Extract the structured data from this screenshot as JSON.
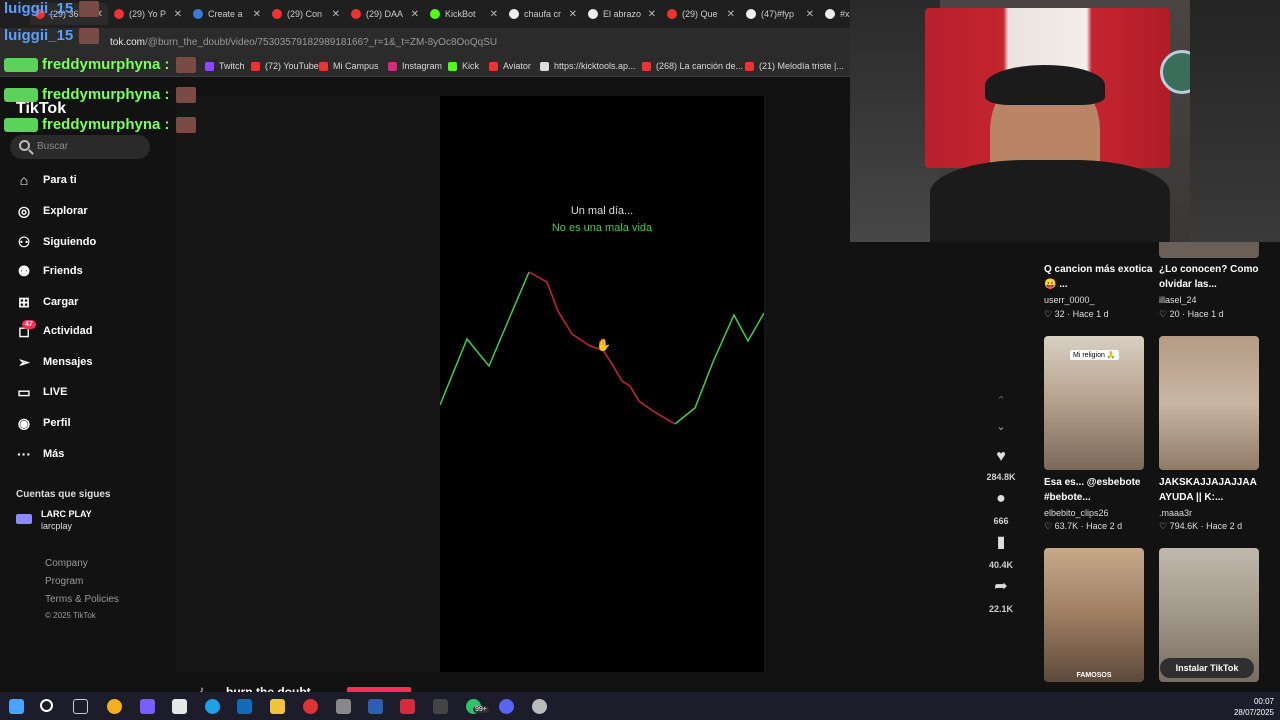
{
  "tabs": [
    {
      "label": "(29) 36",
      "color": "#e33"
    },
    {
      "label": "(29) Yo P",
      "color": "#e33"
    },
    {
      "label": "Create a",
      "color": "#3a7bd5"
    },
    {
      "label": "(29) Con",
      "color": "#e33"
    },
    {
      "label": "(29) DAA",
      "color": "#e33"
    },
    {
      "label": "KickBot",
      "color": "#53fc18"
    },
    {
      "label": "chaufa cr",
      "color": "#eee"
    },
    {
      "label": "El abrazo",
      "color": "#eee"
    },
    {
      "label": "(29) Que",
      "color": "#e33"
    },
    {
      "label": "(47)#fyp",
      "color": "#eee"
    },
    {
      "label": "#x",
      "color": "#eee"
    }
  ],
  "address": {
    "host": "tok.com",
    "path": "/@burn_the_doubt/video/7530357918298918166?_r=1&_t=ZM-8yOc8OoQqSU"
  },
  "bookmarks": [
    {
      "label": "Twitch",
      "color": "#9146ff"
    },
    {
      "label": "(72) YouTube",
      "color": "#e33"
    },
    {
      "label": "Mi Campus",
      "color": "#e33"
    },
    {
      "label": "Instagram",
      "color": "#d62976"
    },
    {
      "label": "Kick",
      "color": "#53fc18"
    },
    {
      "label": "Aviator",
      "color": "#e33"
    },
    {
      "label": "https://kicktools.ap...",
      "color": "#ddd"
    },
    {
      "label": "(268) La canción de...",
      "color": "#e33"
    },
    {
      "label": "(21) Melodía triste |...",
      "color": "#e33"
    }
  ],
  "logo": "TikTok",
  "search": {
    "placeholder": "Buscar"
  },
  "nav": [
    {
      "label": "Para ti",
      "icon": "home-icon"
    },
    {
      "label": "Explorar",
      "icon": "compass-icon"
    },
    {
      "label": "Siguiendo",
      "icon": "following-icon"
    },
    {
      "label": "Friends",
      "icon": "friends-icon"
    },
    {
      "label": "Cargar",
      "icon": "upload-icon"
    },
    {
      "label": "Actividad",
      "icon": "activity-icon"
    },
    {
      "label": "Mensajes",
      "icon": "messages-icon"
    },
    {
      "label": "LIVE",
      "icon": "live-icon"
    },
    {
      "label": "Perfil",
      "icon": "profile-icon"
    },
    {
      "label": "Más",
      "icon": "more-icon"
    }
  ],
  "activity_badge": "47",
  "following": {
    "title": "Cuentas que sigues",
    "accounts": [
      {
        "name": "LARC PLAY",
        "handle": "larcplay"
      }
    ]
  },
  "footer": [
    "Company",
    "Program",
    "Terms & Policies",
    "© 2025 TikTok"
  ],
  "video": {
    "line1": "Un mal día...",
    "line2": "No es una mala vida",
    "author": "burn the doubt",
    "colors": {
      "up": "#3ecf4a",
      "down": "#d0213a"
    }
  },
  "actions": {
    "likes": "284.8K",
    "comments": "666",
    "saves": "40.4K",
    "shares": "22.1K"
  },
  "grid": [
    {
      "title": "Q cancion más exotica😛 ...",
      "user": "userr_0000_",
      "likes": "32",
      "time": "Hace 1 d"
    },
    {
      "title": "¿Lo conocen? Como olvidar las...",
      "user": "illasel_24",
      "likes": "20",
      "time": "Hace 1 d"
    },
    {
      "title": "Esa es... @esbebote #bebote...",
      "user": "elbebito_clips26",
      "likes": "63.7K",
      "time": "Hace 2 d",
      "caption": "Mi religion 🙏"
    },
    {
      "title": "JAKSKAJJAJAJJAA AYUDA || K:...",
      "user": ".maaa3r",
      "likes": "794.6K",
      "time": "Hace 2 d"
    },
    {
      "caption": "FAMOSOS"
    },
    {}
  ],
  "install_button": "Instalar TikTok",
  "chat": [
    {
      "user": "luiggii_15",
      "color": "#5aa0ff"
    },
    {
      "user": "luiggii_15",
      "color": "#5aa0ff"
    },
    {
      "user": "freddymurphyna :",
      "color": "#7dff5a"
    },
    {
      "user": "freddymurphyna :",
      "color": "#7dff5a"
    },
    {
      "user": "freddymurphyna :",
      "color": "#7dff5a"
    }
  ],
  "clock": {
    "time": "00:07",
    "date": "28/07/2025"
  },
  "taskbar_badge": "99+"
}
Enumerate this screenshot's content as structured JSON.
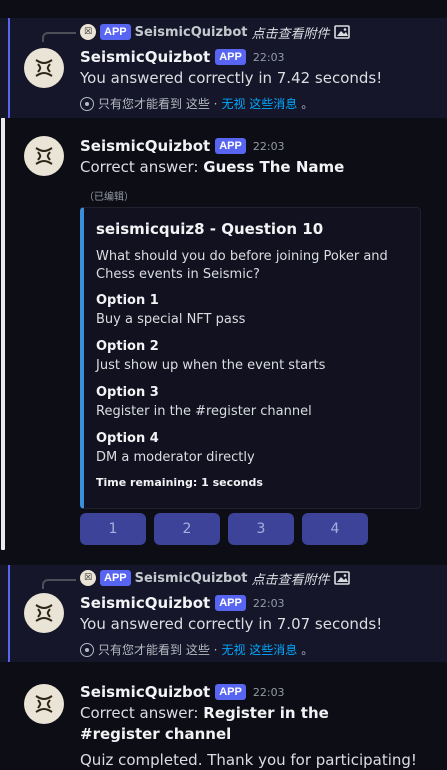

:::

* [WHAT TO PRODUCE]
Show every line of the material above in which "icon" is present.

* [TASK SOLUTION]
      "icon": "home-icon"
      "icon": "compass-icon"
      "icon": "following-icon"
      "icon": "friends-icon"
      "icon": "upload-icon"
      "icon": "activity-icon"
      "icon": "messages-icon"
      "icon": "live-icon"
      "icon": "profile-icon"
      "icon": "more-icon"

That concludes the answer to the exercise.